1708082844 Are SUVs more dangerous than cars Pivot point

Are SUVs more dangerous than cars? – Pivot point

Are SUVs more dangerous than cars Pivot point

Is the increasing popularity of Sport Utility Vehicles (SUVs) and their growing numbers on our roads causing safety issues? This is the question asked by one of our readers OUR Newsroom participatory. According to our confirmation, our roads have never been safer, despite the impact of SUVs on those who don't drive.

Are SUVs more dangerous than cars Pivot point

In fact, according to federal Department of Transportation statistics, all indicators point to continued improvement in safety on Canadian roads, even as more and more of us drive increasingly heavier vehicles.

Between 1999 and 2021, the latest year for which data is available, the number of people injured in road accidents has roughly halved, from 218,457 to 108,546, while the number of deaths has fallen by 41%, from 2,980 to 1,767.

However, the Ministry's data does not allow us to verify what proportion of these accidents were involving SUVs, but we do know that the place occupied by this type of vehicle within the Canadian automobile fleet continued to increase over the period.

In fact, slightly more light trucks, the category that includes SUVs but also pickup trucks and minivans, are being sold every year, while Canadians are buying fewer and fewer cars.

Through fluctuation, we are gradually moving towards replacing the vehicle fleet with these heavier vehicles. Even if this trend continues, SUVs and other trucks could account for almost all new vehicle sales in the country as early as 2028, according to the Energy Sector Management Chair, who is concerned about the environmental impact of this change.

A question of size

However, American researchers from the independent research organization Insurance Institute for Highway Safety (IIHS) found that the heavier the vehicle, the greater the risk of death or serious injury to people who are not in a heavy vehicle.

The occupants of an SUV who are involved in an accident with a small car, a cyclist or a pedestrian are not at greater risk because of their choice of vehicle, but people who come into contact with these SUVs are at greater risk.

This applies to SUVs, but also to electric vehicles, which can be up to twice as heavy as their gasoline counterparts. Not to mention, electric SUV sales now exceed electric car sales, according to the Energy Sector Management Chair.

A more dangerous form for pedestrians

In addition to their weight, SUVs and other light trucks are more dangerous to pedestrians than smaller vehicles because of their shape, according to an IIHS analysis.

When a pedestrian is hit by an SUV, the impact of the bumper is actually higher on the person's body. Therefore, it tends to bounce toward the front of the vehicle, whereas a person hit by a sedan tends to roll on the windshield and roof of the car, saving them much of the force of the impact in addition to being hit ensures that the impact is prevented from landing under the wheels of the vehicle.

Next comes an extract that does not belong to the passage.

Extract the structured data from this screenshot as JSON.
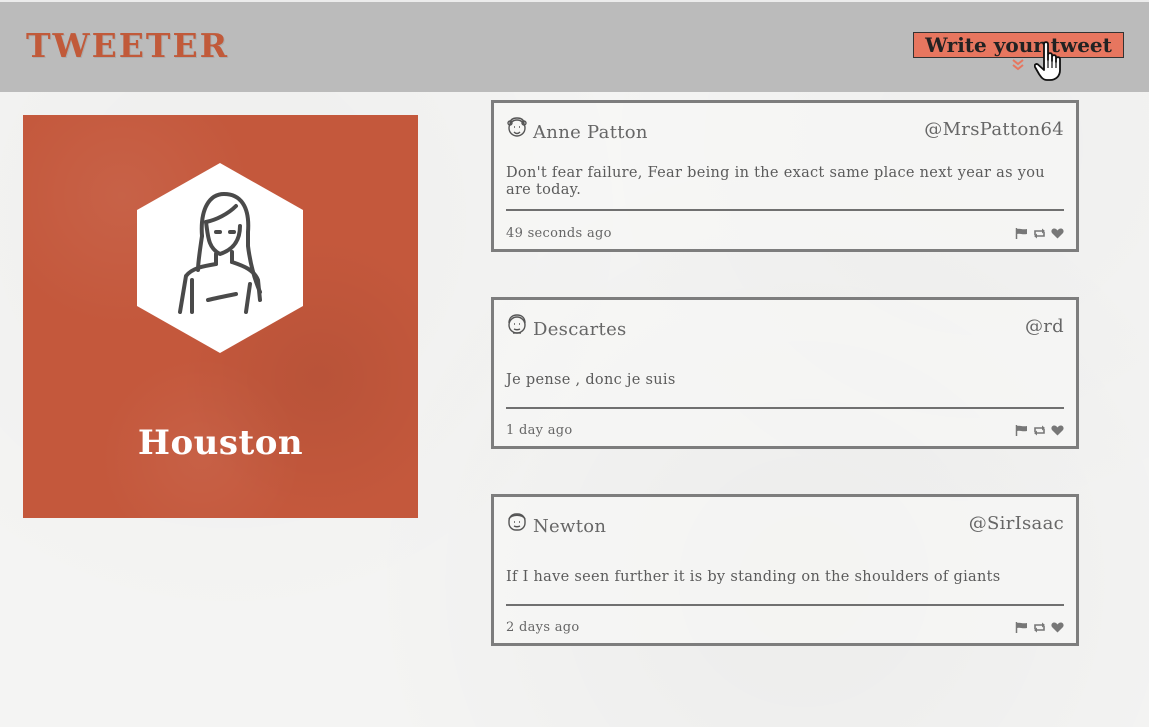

SUVs are also designed to have larger blind spots than other vehicle types, increasing the risk that their driver may not see a person traveling on foot until it is too late to avoid it, the IIHS said.

Additionally, in the United States, the number of pedestrians involved in traffic accidents has increased by 80% since 2009, after steadily declining since the 1980s, a situation that several studies attribute to SUVs.

However, this trend is not seen in Canada, where the number of pedestrian injuries and fatalities decreased by 26% and 20%, respectively, between 2009 and 2021.

A changing street environment

Several factors could explain the improving safety record on Canadian roads, despite the increase in the number and size of vehicles traveling on them. For example, according to a public safety report, drunk driving is trending down across the country.

In addition, new driver assistance technologies are now integrated into almost all new vehicles, which, according to the IIHS, helps prevent numerous accidents each year.

Land use planning may also have played a role, as hundreds of millions of dollars have been invested across the country to build safe pedestrian crossings and bike paths.

Safer roads for your children…especially in SUVs

Our reader ended her survey with the question: “Are our children safe in the back seats of our vehicles?” »

In 2021, 54 children aged fourteen or younger died and 5,429 were injured in an accident involving a road vehicle. This is approximately three times what it was in 1999. A significant decrease, especially considering that the number of vehicles on Canadian roads has increased by approximately 10% over the same period.

So even if you chose a small car for environmental reasons, your children will be much safer there than when they were children, even if the presence of SUVs on the roads increases the risk. Let them run.

A risk that is, however, no higher if you drive an SUV yourself. On the other hand, keep in mind that with these types of heavy vehicles, the likelihood that you will be the one who injures or kills a child in an accident increases significantly.